In a lightning-fast operation using army helicopers, Israel established a new civilian settlement today on a stony hill overlooking the Arab town of Nablus - the first Jewish outpost since the signing of the Egyptian-Israeli peace treaty.

The settlement, approved Sunday by the Israeli Cabinet in the face of vehement opposion by the United States and Egypt, became a fait accompli by nightfall, with the Israeli flags flying in a compound of a half dozen tents alongside this tiny Arab village about two miles southeast of Nablus.

The use of Army helicopters and troops to guard the operation seemed to underline the Israeli policy of continuing its West Bank settlements, which the United States said Monday is "harmful to the peace process" and particularly regrettable at the beginning of negotiations between Egypt and Israel on autonomy for the area.

Officials of Gush Emunim, the ultranationalist organization that will form he nucleus of the new Elon Moreh settlement, and members of the World Zionist Organization said 1,000 settlers will move into the settlement in the first stage. Gush Emunim envisions an urban complex reaching 100,000 persons within 10 years - twice the size of Nablus itself.

But in its first night, Elon Moreh was little more than a rustic campsite of pitched tents on a windswept hillock heavily guarded by Army troops who kept strangers and curious Arab children at a distance.

Villagers talked excitedly about "the machines" that had been cutting a new roadway to the settlement, pointing to earthmovers and bulldozers parked alongside army tents.

Earlier in the day, helicopters landed the vanguard of the settlers and their protective army escort, bringing in barbed wire for a perimeter fence and generators and water tanks to sustain the nucleus until the new road is completed.

Immediately before work began on a new road, requisition orders for several hundred acres of Arab-owned uncultivated land were handed to their owners by military officials.

Among the first airlifted arrivals at Elon Moreh was Agriculture Minister Ariel Sharon, who told the settlers the timing of the construction was important "because it goes in the face of" opposition raised by critics of Israel's West Bank settlement policy.

Sharon announced to the group that the government had "proved its credibility" inside and out of Israel, and had demonstrated dramatically its right to settle in all parts of Eretz Israel - the biblical term applied to Israel proper and territories occupied in the 1967 six-day war.

The new settlement will be established by Gush Emunim's Elon Moreh group, which has been waiting for almost three years near the former Jordanian army base at Kadum for government permission to move here. In September, Gush Emunim almost caused a government crisis by establishing an illegal settlement near this site until the army forcibly removed 150 of its members from their makeshift quarters.

Gush Emunim officials said tonight that women and children will be taken into Elon Moreh Friday morning "to make permanent" the new outpost.

Settlement opponents, however, reacted sharply tonight to its creation.
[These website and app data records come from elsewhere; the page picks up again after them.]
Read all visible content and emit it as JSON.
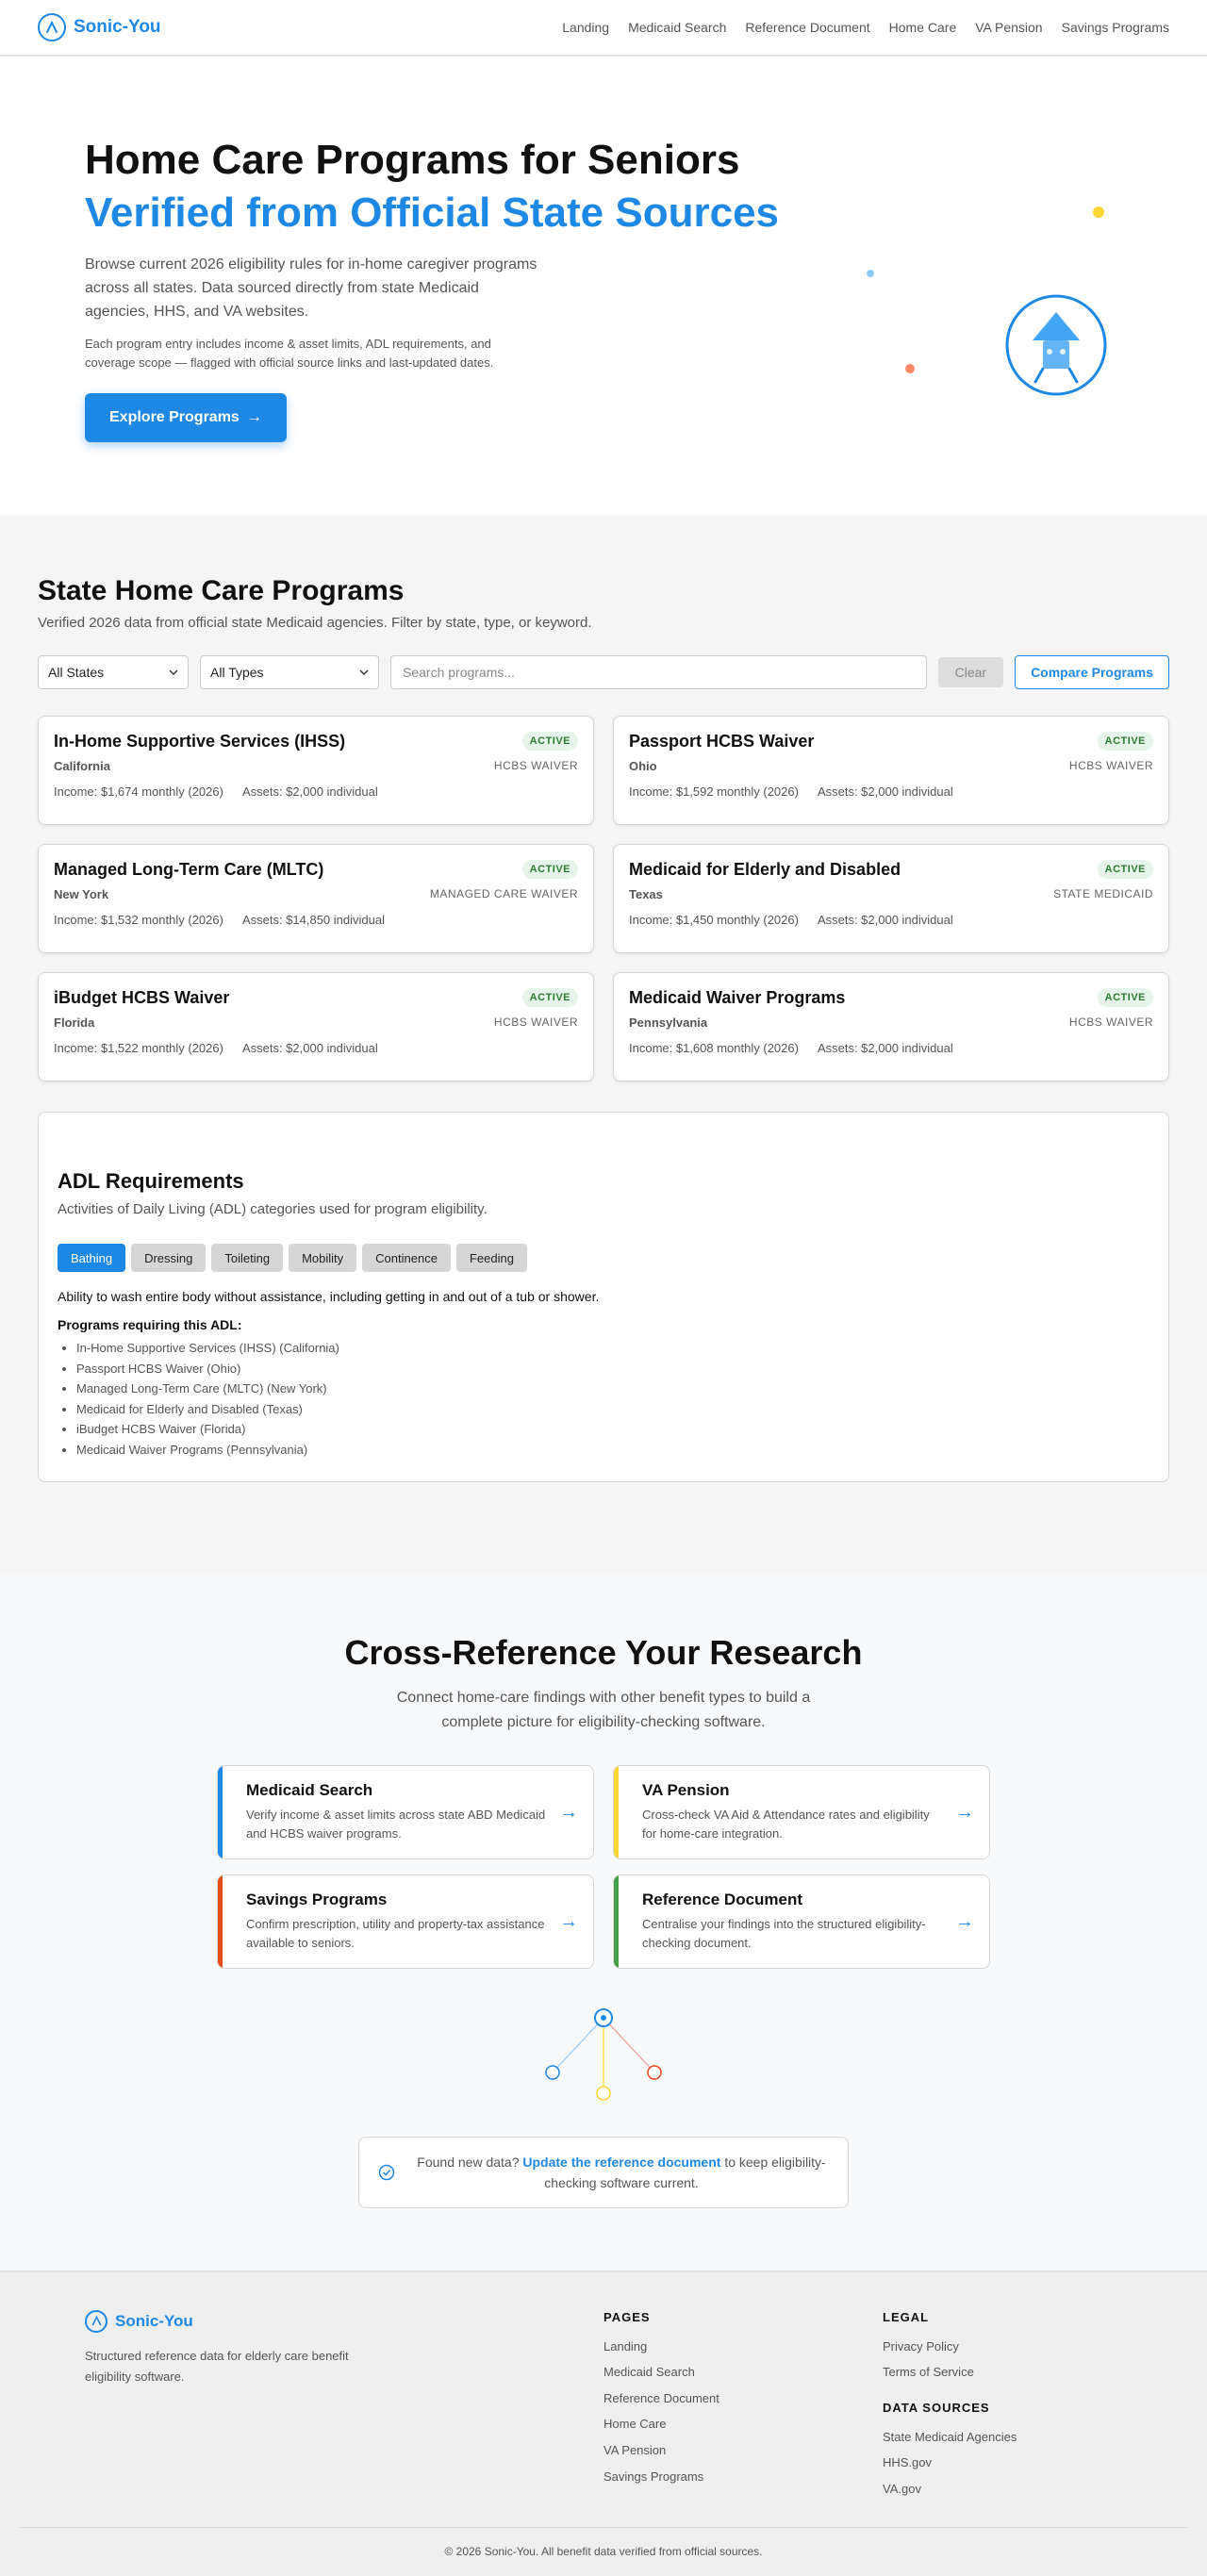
{
  "nav": {
    "brand": "Sonic-You",
    "links": [
      "Landing",
      "Medicaid Search",
      "Reference Document",
      "Home Care",
      "VA Pension",
      "Savings Programs"
    ]
  },
  "hero": {
    "title_line1": "Home Care Programs for Seniors",
    "title_line2": "Verified from Official State Sources",
    "lead": "Browse current 2026 eligibility rules for in-home caregiver programs across all states. Data sourced directly from state Medicaid agencies, HHS, and VA websites.",
    "sub": "Each program entry includes income & asset limits, ADL requirements, and coverage scope — flagged with official source links and last-updated dates.",
    "cta_label": "Explore Programs",
    "cta_arrow": "→"
  },
  "programs": {
    "title": "State Home Care Programs",
    "description": "Verified 2026 data from official state Medicaid agencies. Filter by state, type, or keyword.",
    "filters": {
      "state_select": "All States",
      "type_select": "All Types",
      "search_placeholder": "Search programs...",
      "clear_label": "Clear",
      "compare_label": "Compare Programs"
    },
    "cards": [
      {
        "title": "In-Home Supportive Services (IHSS)",
        "status": "ACTIVE",
        "state": "California",
        "type": "HCBS WAIVER",
        "income": "Income: $1,674 monthly (2026)",
        "assets": "Assets: $2,000 individual"
      },
      {
        "title": "Passport HCBS Waiver",
        "status": "ACTIVE",
        "state": "Ohio",
        "type": "HCBS WAIVER",
        "income": "Income: $1,592 monthly (2026)",
        "assets": "Assets: $2,000 individual"
      },
      {
        "title": "Managed Long-Term Care (MLTC)",
        "status": "ACTIVE",
        "state": "New York",
        "type": "MANAGED CARE WAIVER",
        "income": "Income: $1,532 monthly (2026)",
        "assets": "Assets: $14,850 individual"
      },
      {
        "title": "Medicaid for Elderly and Disabled",
        "status": "ACTIVE",
        "state": "Texas",
        "type": "STATE MEDICAID",
        "income": "Income: $1,450 monthly (2026)",
        "assets": "Assets: $2,000 individual"
      },
      {
        "title": "iBudget HCBS Waiver",
        "status": "ACTIVE",
        "state": "Florida",
        "type": "HCBS WAIVER",
        "income": "Income: $1,522 monthly (2026)",
        "assets": "Assets: $2,000 individual"
      },
      {
        "title": "Medicaid Waiver Programs",
        "status": "ACTIVE",
        "state": "Pennsylvania",
        "type": "HCBS WAIVER",
        "income": "Income: $1,608 monthly (2026)",
        "assets": "Assets: $2,000 individual"
      }
    ]
  },
  "adl": {
    "title": "ADL Requirements",
    "description": "Activities of Daily Living (ADL) categories used for program eligibility.",
    "tabs": [
      "Bathing",
      "Dressing",
      "Toileting",
      "Mobility",
      "Continence",
      "Feeding"
    ],
    "active_tab": "Bathing",
    "text": "Ability to wash entire body without assistance, including getting in and out of a tub or shower.",
    "required_heading": "Programs requiring this ADL:",
    "programs": [
      "In-Home Supportive Services (IHSS) (California)",
      "Passport HCBS Waiver (Ohio)",
      "Managed Long-Term Care (MLTC) (New York)",
      "Medicaid for Elderly and Disabled (Texas)",
      "iBudget HCBS Waiver (Florida)",
      "Medicaid Waiver Programs (Pennsylvania)"
    ]
  },
  "cross": {
    "title": "Cross-Reference Your Research",
    "lead": "Connect home-care findings with other benefit types to build a complete picture for eligibility-checking software.",
    "cards": [
      {
        "title": "Medicaid Search",
        "desc": "Verify income & asset limits across state ABD Medicaid and HCBS waiver programs.",
        "color": "#1e88e5"
      },
      {
        "title": "VA Pension",
        "desc": "Cross-check VA Aid & Attendance rates and eligibility for home-care integration.",
        "color": "#fdd835"
      },
      {
        "title": "Savings Programs",
        "desc": "Confirm prescription, utility and property-tax assistance available to seniors.",
        "color": "#e64a19"
      },
      {
        "title": "Reference Document",
        "desc": "Centralise your findings into the structured eligibility-checking document.",
        "color": "#43a047"
      }
    ],
    "arrow": "→",
    "note": {
      "before": "Found new data? ",
      "link": "Update the reference document",
      "after": " to keep eligibility-checking software current."
    }
  },
  "footer": {
    "brand": "Sonic-You",
    "tagline": "Structured reference data for elderly care benefit eligibility software.",
    "pages_heading": "PAGES",
    "pages": [
      "Landing",
      "Medicaid Search",
      "Reference Document",
      "Home Care",
      "VA Pension",
      "Savings Programs"
    ],
    "legal_heading": "LEGAL",
    "legal": [
      "Privacy Policy",
      "Terms of Service"
    ],
    "sources_heading": "DATA SOURCES",
    "sources": [
      "State Medicaid Agencies",
      "HHS.gov",
      "VA.gov"
    ],
    "copyright": "© 2026 Sonic-You. All benefit data verified from official sources."
  },
  "colors": {
    "accent": "#1e88e5",
    "active_badge": "#2e7d32",
    "yellow": "#fdd835",
    "orange": "#e64a19",
    "green": "#43a047"
  },
  "icons": [
    "brand-logo-icon",
    "lighthouse-icon",
    "chevron-down-icon",
    "arrow-right-icon",
    "check-circle-icon"
  ]
}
Opposition Labor Party members of parliament said the joint Gush Emunim-army operation was "another setback" for autonomy plans for West Bank Palestinian residents. They vowed that the Labor Party will introduce a motion in parliament against the move.

The Peace Now movement, which has persistenly opposed the Likud government's settlement policy, said it would wage a new campaign against further Jewish civilian outposts in the occupied territories.

Elisas Khouri, an Arab attorney long active in land cases in the West Bank, said he will file an appeal in the Israeli Supreme Court to stop the Elon Moreh settlement.

Deputy Prime Minister Yigael Yadin, who along with Defense Minister Ezer Wezman and Foreign Minster Moshe Dayan, voted against approval of the Elon Moreh outpost, said he had done everything he could to block the move, but that the settlement had won a majority of the Cabinet. CAPTION: Map, no caption, By Dave Cook - The Washington Post